- The incumbent Republican is moderate (OH-10), pro-impeachment (WA-04), or survived a primary against a right-wing challenger (MS-03, UT-02).
- The district is in a double-digit Biden seat in California.
Top Democratic swings
|AK-AL||Mary Peltola (D)||43.0%||53.1%||R+10.1%||51.8%||42.5%||D+9.3%||19.4%|
|HI-01||Ed Case (D)||63.9%||34.5%||D+29.4%||71.0%||25.3%||D+45.7%||16.3%|
|OH-09||Marcy Kaptur (D)||47.7%||50.6%||R+2.9%||56.5%||43.5%||D+13.0%||15.9%|
|ME-02||Jared Golden (D)||45.5%||51.6%||R+6.1%||48.2%||44.9%||D+3.3%||9.4%|
|ND-AL||Kelly Armstrong (R)||31.9%||65.5%||R+33.6%||37.7%*||62.3%||R+24.6%||9.0%|
|PA-02||Brendan Boyle (D)||71.0%||28.3%||D+42.7%||75.7%||24.3%||D+51.4%||8.7%|

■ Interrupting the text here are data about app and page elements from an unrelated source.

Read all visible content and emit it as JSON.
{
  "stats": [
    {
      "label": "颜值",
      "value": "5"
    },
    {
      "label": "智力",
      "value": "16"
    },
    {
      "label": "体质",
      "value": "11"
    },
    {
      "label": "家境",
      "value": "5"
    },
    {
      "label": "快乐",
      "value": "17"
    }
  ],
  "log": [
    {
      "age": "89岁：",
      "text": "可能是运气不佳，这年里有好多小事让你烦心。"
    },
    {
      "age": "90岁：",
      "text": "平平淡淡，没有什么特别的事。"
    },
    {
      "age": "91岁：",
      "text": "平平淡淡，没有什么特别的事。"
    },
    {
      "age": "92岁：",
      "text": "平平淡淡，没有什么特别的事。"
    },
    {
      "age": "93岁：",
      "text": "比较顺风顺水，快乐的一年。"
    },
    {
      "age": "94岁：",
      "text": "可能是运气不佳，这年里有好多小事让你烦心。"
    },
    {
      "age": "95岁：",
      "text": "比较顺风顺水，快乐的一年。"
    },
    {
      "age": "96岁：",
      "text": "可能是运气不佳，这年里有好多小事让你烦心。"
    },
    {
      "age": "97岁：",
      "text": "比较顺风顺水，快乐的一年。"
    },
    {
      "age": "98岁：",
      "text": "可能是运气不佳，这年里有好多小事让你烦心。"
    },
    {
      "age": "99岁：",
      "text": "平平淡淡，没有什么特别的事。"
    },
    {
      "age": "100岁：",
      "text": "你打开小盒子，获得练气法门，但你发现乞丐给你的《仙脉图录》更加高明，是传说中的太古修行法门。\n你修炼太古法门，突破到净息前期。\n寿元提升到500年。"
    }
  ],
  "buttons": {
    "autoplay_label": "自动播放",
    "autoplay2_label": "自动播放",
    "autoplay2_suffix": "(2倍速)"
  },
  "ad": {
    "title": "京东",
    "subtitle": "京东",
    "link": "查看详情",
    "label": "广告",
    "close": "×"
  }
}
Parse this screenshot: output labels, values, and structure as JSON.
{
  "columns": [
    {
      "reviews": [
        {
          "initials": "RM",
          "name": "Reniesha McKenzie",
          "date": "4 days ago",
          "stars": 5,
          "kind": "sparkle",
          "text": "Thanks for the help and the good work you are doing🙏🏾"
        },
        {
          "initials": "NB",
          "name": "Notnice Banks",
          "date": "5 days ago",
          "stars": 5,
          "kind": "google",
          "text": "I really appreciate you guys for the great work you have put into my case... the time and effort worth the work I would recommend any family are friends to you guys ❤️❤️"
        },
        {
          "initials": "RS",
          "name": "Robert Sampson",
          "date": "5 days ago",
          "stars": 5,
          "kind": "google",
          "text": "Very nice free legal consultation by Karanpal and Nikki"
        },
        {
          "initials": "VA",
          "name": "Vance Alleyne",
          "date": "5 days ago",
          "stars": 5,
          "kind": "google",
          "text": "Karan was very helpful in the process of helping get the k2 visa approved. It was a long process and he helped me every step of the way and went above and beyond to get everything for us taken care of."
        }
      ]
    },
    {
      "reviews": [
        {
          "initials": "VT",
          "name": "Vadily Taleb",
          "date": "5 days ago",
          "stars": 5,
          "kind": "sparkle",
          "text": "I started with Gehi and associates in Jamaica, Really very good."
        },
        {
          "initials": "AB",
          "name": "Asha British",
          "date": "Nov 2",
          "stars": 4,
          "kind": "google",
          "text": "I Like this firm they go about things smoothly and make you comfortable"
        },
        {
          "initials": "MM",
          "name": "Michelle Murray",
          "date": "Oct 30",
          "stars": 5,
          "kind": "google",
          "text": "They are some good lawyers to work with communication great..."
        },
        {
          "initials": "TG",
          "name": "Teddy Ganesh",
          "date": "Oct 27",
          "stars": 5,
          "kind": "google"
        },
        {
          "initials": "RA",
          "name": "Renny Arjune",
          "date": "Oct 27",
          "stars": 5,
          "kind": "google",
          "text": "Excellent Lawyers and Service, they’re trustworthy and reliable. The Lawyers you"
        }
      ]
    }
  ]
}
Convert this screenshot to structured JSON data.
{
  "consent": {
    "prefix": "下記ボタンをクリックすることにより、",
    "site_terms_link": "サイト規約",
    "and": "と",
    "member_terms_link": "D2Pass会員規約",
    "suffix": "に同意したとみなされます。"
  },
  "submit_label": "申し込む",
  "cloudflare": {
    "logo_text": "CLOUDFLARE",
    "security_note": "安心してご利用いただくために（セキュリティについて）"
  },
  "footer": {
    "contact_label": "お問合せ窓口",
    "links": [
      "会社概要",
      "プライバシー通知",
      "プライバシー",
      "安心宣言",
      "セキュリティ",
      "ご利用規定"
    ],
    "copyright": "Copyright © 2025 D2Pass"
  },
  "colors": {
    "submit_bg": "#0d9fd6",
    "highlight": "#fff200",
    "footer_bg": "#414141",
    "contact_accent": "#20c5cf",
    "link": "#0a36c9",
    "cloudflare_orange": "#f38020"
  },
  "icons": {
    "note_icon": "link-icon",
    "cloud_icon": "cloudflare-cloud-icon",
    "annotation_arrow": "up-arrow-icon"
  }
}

|MI-08||Dan Kildee (D)||50.3%||48.2%||D+2.1%||53.1%||42.8%||D+10.3%||8.2%|
|CO-03||Lauren Boebert (R)||44.7%||52.9%||R+8.2%||49.9%||50.1%||R+0.2%||8.0%|
|KS-03||Sharice Davids (D)||51.2%||46.7%||D+4.5%||54.9%||42.8%||D+12.1%||7.6%|
|CT-02||Joe Courtney (D)||54.7%||43.3%||D+11.4%||58.2%||40.2%||D+18.0%||6.6%|
|TX-28||Henry Cuellar (D)||52.9%||45.9%||D+7.0%||56.6%||43.4%||D+13.2%||6.2%|
|TX-29||Sylvia Garcia (D)||67.8%||31.0%||D+36.8%||71.4%||28.6%||D+42.8%||6.0%|
|WV-02||Alex Mooney (R)||30.6%||67.6%||R+37.0%||34.4%||65.6%||R+31.2%||5.8%|
|GA-14||Marjorie Taylor Greene (R)||30.7%||68.1%||R+37.4%||34.1%||65.9%||R+31.8%||5.6%|
|NM-03||Teresa Leger Fernandez (D)||54.4%||43.6%||D+10.8%||58.1%||41.9%||D+16.2%||5.4%|
On the Democratic side, a handful of districts stand out. At the top of the list is Alaska’s at-large district, where Mary Peltola outran Joe Biden’s 2020 performance by 19.4% in her successful re-election campaign against former Governor Sarah Palin. Ed Case, a moderate Democrat from Hawaii, outran Biden’s already-impressive margin in his district by 16.35%. Perhaps the most impressive overperformer is Marcy Kaptur, who won her right-trending Trump+2.9 seat by a resounding 13-point margin.
Further down the list, some other candidates stand out; in North Dakota, a Democratic-endorsed independent was able to shift the state to within 25 points, while far-right Republicans in CO-03 and GA-14 saw sizable underperformances. In the case of CO-03, this was nearly enough to see this Trump+8.2 seat flip into Democratic hands for the first time since 2011. Analysts have pegged the Trump primary endorsement as having a five-point penalty on Republicans on average. In many cases, the seats that swung left were ones that saw Trump’s favored nominee come out on top in a primary.